After the Mirai source code leaked, there are countless smaller Mirai botnets around, but this one is [believed to be the one] accounting for more than half of all infected IoT devices...that supposedly shut down Internet access in Liberia. The original Mirai botnet was limited to only 200,000 bots because there were only 200,000 IoT devices connected online that had their Telnet ports open. The botnet that's up for rent now has received improvements and can also spread to IoT devices via SSH, hence the 400,000 bots total.

Interestingly, the article claims the botnet's creators had access \to the Mirai source code "long before it went public."

## Russian Propaganda Effort Helped Spread 'Fake News' During Election, Experts Say (usatoday.com) 272

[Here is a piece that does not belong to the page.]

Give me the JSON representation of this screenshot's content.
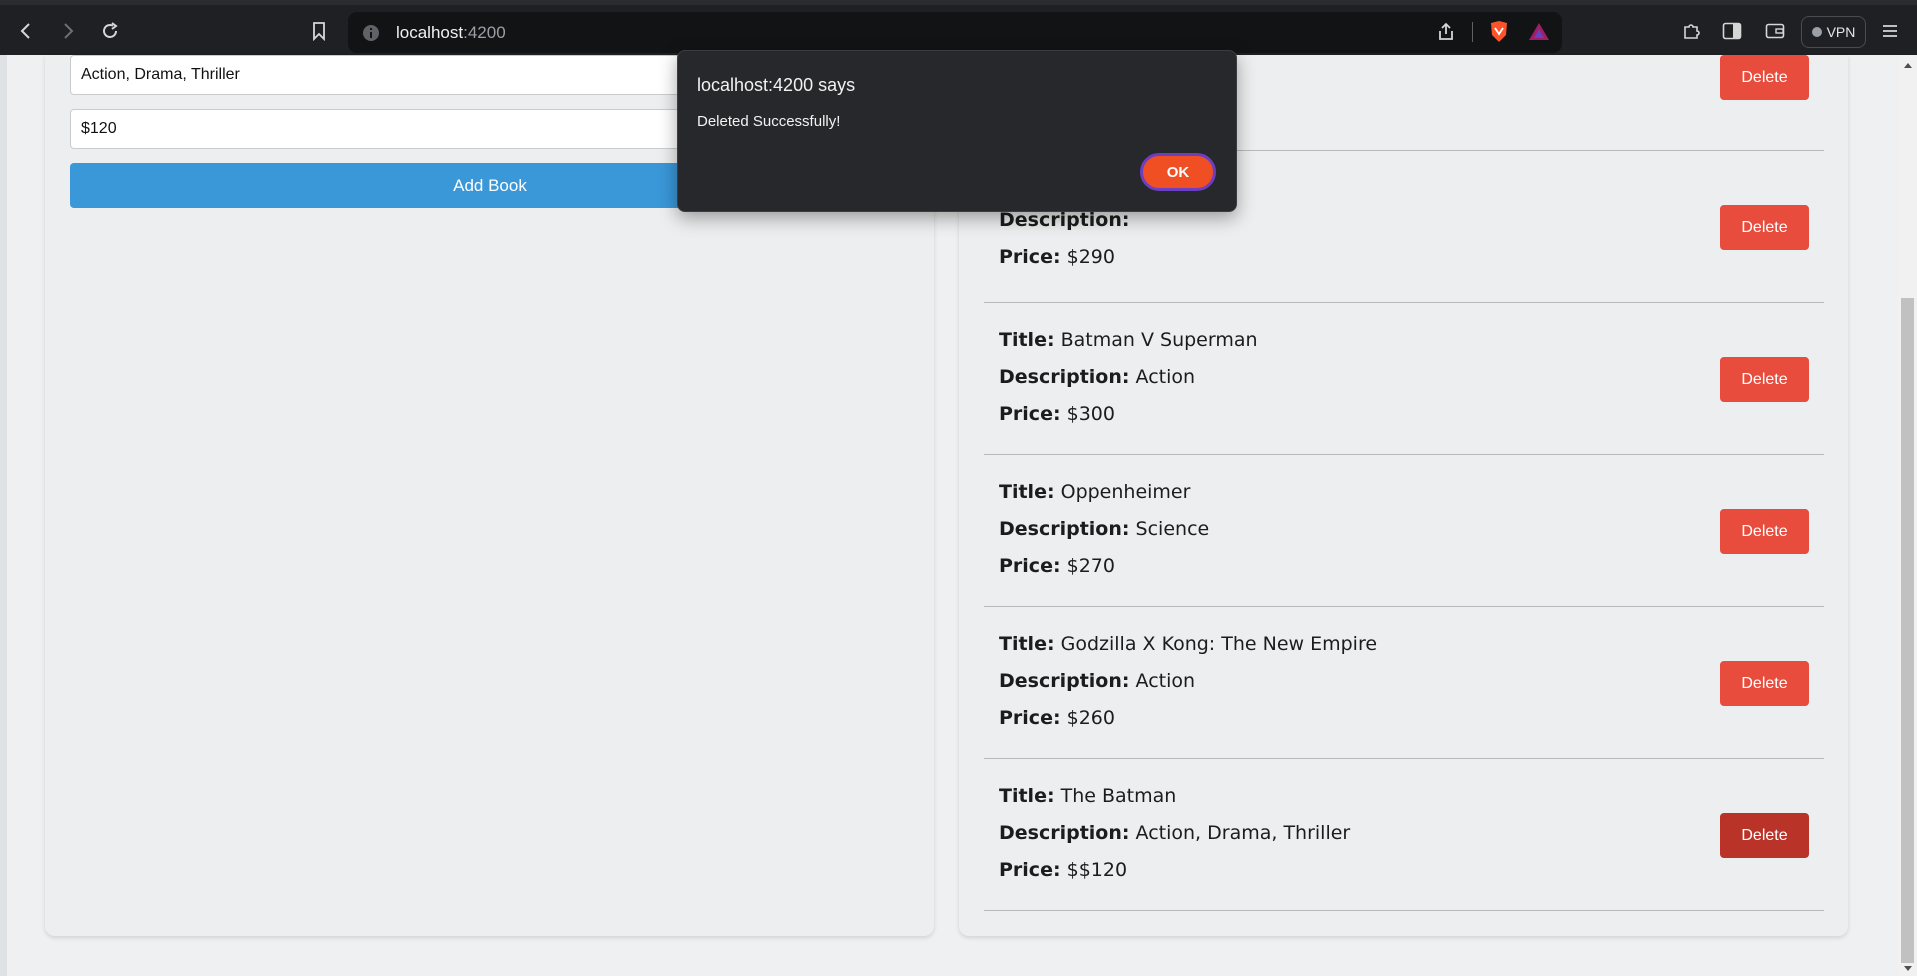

According to the Washington Post (Warning: source may be paywalled; alternate source), the "fake news" phenomenon that circulated thousands of phony stories during the election was aided by a sophisticated Russian propaganda effort that aimed to punish Democrat Hillary Clinton, help Republican Donald Trump and undermine faith in American democracy. Slashdot reader xtsigs shares with us an excerpt from the Washington Post's report: The flood of "fake news" this election season got support from a sophisticated Russian propaganda campaign that created and spread misleading articles online with the goal of punishing Democrat Hillary Clinton, helping Republican Donald Trump and undermining faith in American democracy, say independent researchers who tracked the operation. Russia's increasingly sophisticated propaganda machinery -- including thousands of botnets, teams of paid human "trolls," and networks of websites and social-media accounts -- echoed and amplified right-wing sites across the Internet as they portrayed Clinton as a criminal hiding potentially fatal health problems and preparing to hand control of the nation to a shadowy cabal of global financiers. The effort also sought to heighten the appearance of international tensions and promote fear of looming hostilities with nuclear-armed Russia. Two teams of independent researchers found that the Russians exploited American-made technology platforms to attack U.S. democracy at a particularly vulnerable moment, as an insurgent candidate harnessed a wide range of grievances to claim the White House.